ACTION ITEM:
The reply should reproduce every line of the data below word for word, minus any images.

#### DATA IN THIS EXERCISE

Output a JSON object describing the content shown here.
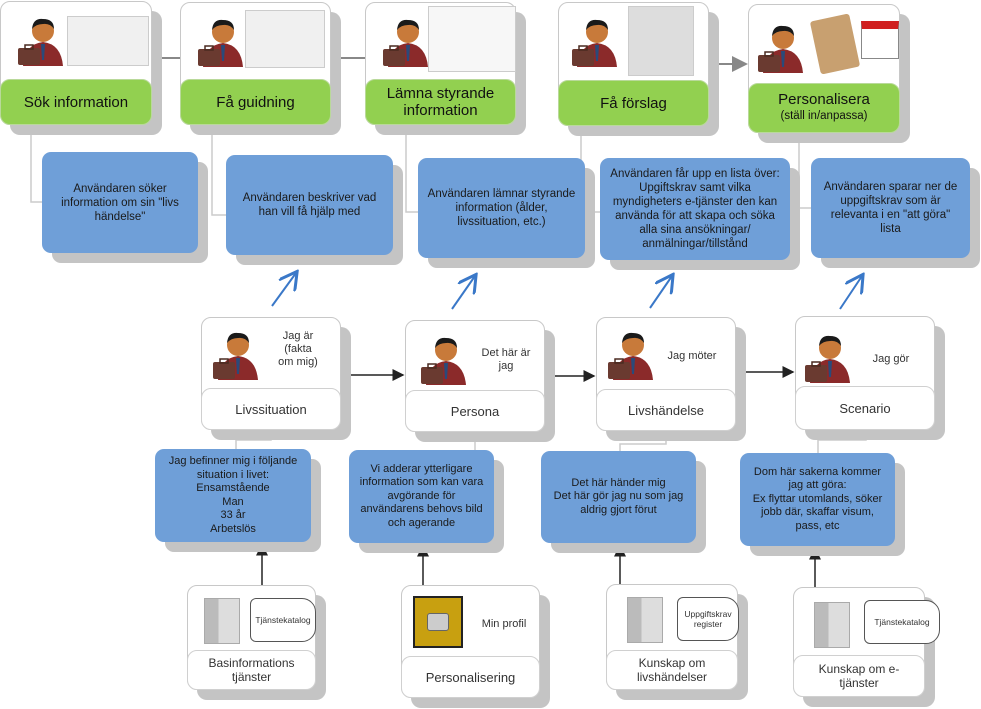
{
  "top_steps": [
    {
      "label": "Sök information",
      "sublabel": "",
      "description": "Användaren söker\ninformation om sin \"livs\nhändelse\""
    },
    {
      "label": "Få guidning",
      "sublabel": "",
      "description": "Användaren beskriver vad\nhan vill få hjälp med"
    },
    {
      "label": "Lämna styrande\ninformation",
      "sublabel": "",
      "description": "Användaren lämnar styrande\ninformation (ålder,\nlivssituation, etc.)"
    },
    {
      "label": "Få förslag",
      "sublabel": "",
      "description": "Användaren får upp en lista över:\nUpgiftskrav samt vilka\nmyndigheters e-tjänster den kan\nanvända för att skapa och söka\nalla sina ansökningar/\nanmälningar/tillstånd"
    },
    {
      "label": "Personalisera",
      "sublabel": "(ställ in/anpassa)",
      "description": "Användaren sparar ner de\nuppgiftskrav som är\nrelevanta i en \"att göra\"\nlista"
    }
  ],
  "middle_steps": [
    {
      "label": "Livssituation",
      "caption": "Jag är\n(fakta\nom mig)",
      "description": "Jag befinner mig i följande\nsituation i livet:\nEnsamstående\nMan\n33 år\nArbetslös"
    },
    {
      "label": "Persona",
      "caption": "Det här är\njag",
      "description": "Vi adderar ytterligare\ninformation som kan vara\navgörande för\nanvändarens behovs bild\noch agerande"
    },
    {
      "label": "Livshändelse",
      "caption": "Jag möter",
      "description": "Det här händer mig\nDet här gör jag nu som jag\naldrig gjort förut"
    },
    {
      "label": "Scenario",
      "caption": "Jag gör",
      "description": "Dom här sakerna kommer\njag att göra:\nEx flyttar utomlands, söker\njobb där, skaffar visum,\npass, etc"
    }
  ],
  "sources": [
    {
      "label": "Basinformations\ntjänster",
      "store": "Tjänstekatalog"
    },
    {
      "label": "Personalisering",
      "store": "Min profil"
    },
    {
      "label": "Kunskap om\nlivshändelser",
      "store": "Uppgiftskrav\nregister"
    },
    {
      "label": "Kunskap om e-\ntjänster",
      "store": "Tjänstekatalog"
    }
  ],
  "colors": {
    "green": "#92d050",
    "blue": "#6f9fd8",
    "arrow_blue": "#3a78c8"
  }
}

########

WRITTEN ANSWER:
Output a JSON object describing the content shown here.
{
  "top_steps": [
    {
      "label": "Sök information",
      "sublabel": "",
      "description": "Användaren söker\ninformation om sin \"livs\nhändelse\""
    },
    {
      "label": "Få guidning",
      "sublabel": "",
      "description": "Användaren beskriver vad\nhan vill få hjälp med"
    },
    {
      "label": "Lämna styrande\ninformation",
      "sublabel": "",
      "description": "Användaren lämnar styrande\ninformation (ålder,\nlivssituation, etc.)"
    },
    {
      "label": "Få förslag",
      "sublabel": "",
      "description": "Användaren får upp en lista över:\nUpgiftskrav samt vilka\nmyndigheters e-tjänster den kan\nanvända för att skapa och söka\nalla sina ansökningar/\nanmälningar/tillstånd"
    },
    {
      "label": "Personalisera",
      "sublabel": "(ställ in/anpassa)",
      "description": "Användaren sparar ner de\nuppgiftskrav som är\nrelevanta i en \"att göra\"\nlista"
    }
  ],
  "middle_steps": [
    {
      "label": "Livssituation",
      "caption": "Jag är\n(fakta\nom mig)",
      "description": "Jag befinner mig i följande\nsituation i livet:\nEnsamstående\nMan\n33 år\nArbetslös"
    },
    {
      "label": "Persona",
      "caption": "Det här är\njag",
      "description": "Vi adderar ytterligare\ninformation som kan vara\navgörande för\nanvändarens behovs bild\noch agerande"
    },
    {
      "label": "Livshändelse",
      "caption": "Jag möter",
      "description": "Det här händer mig\nDet här gör jag nu som jag\naldrig gjort förut"
    },
    {
      "label": "Scenario",
      "caption": "Jag gör",
      "description": "Dom här sakerna kommer\njag att göra:\nEx flyttar utomlands, söker\njobb där, skaffar visum,\npass, etc"
    }
  ],
  "sources": [
    {
      "label": "Basinformations\ntjänster",
      "store": "Tjänstekatalog"
    },
    {
      "label": "Personalisering",
      "store": "Min profil"
    },
    {
      "label": "Kunskap om\nlivshändelser",
      "store": "Uppgiftskrav\nregister"
    },
    {
      "label": "Kunskap om e-\ntjänster",
      "store": "Tjänstekatalog"
    }
  ],
  "colors": {
    "green": "#92d050",
    "blue": "#6f9fd8",
    "arrow_blue": "#3a78c8"
  }
}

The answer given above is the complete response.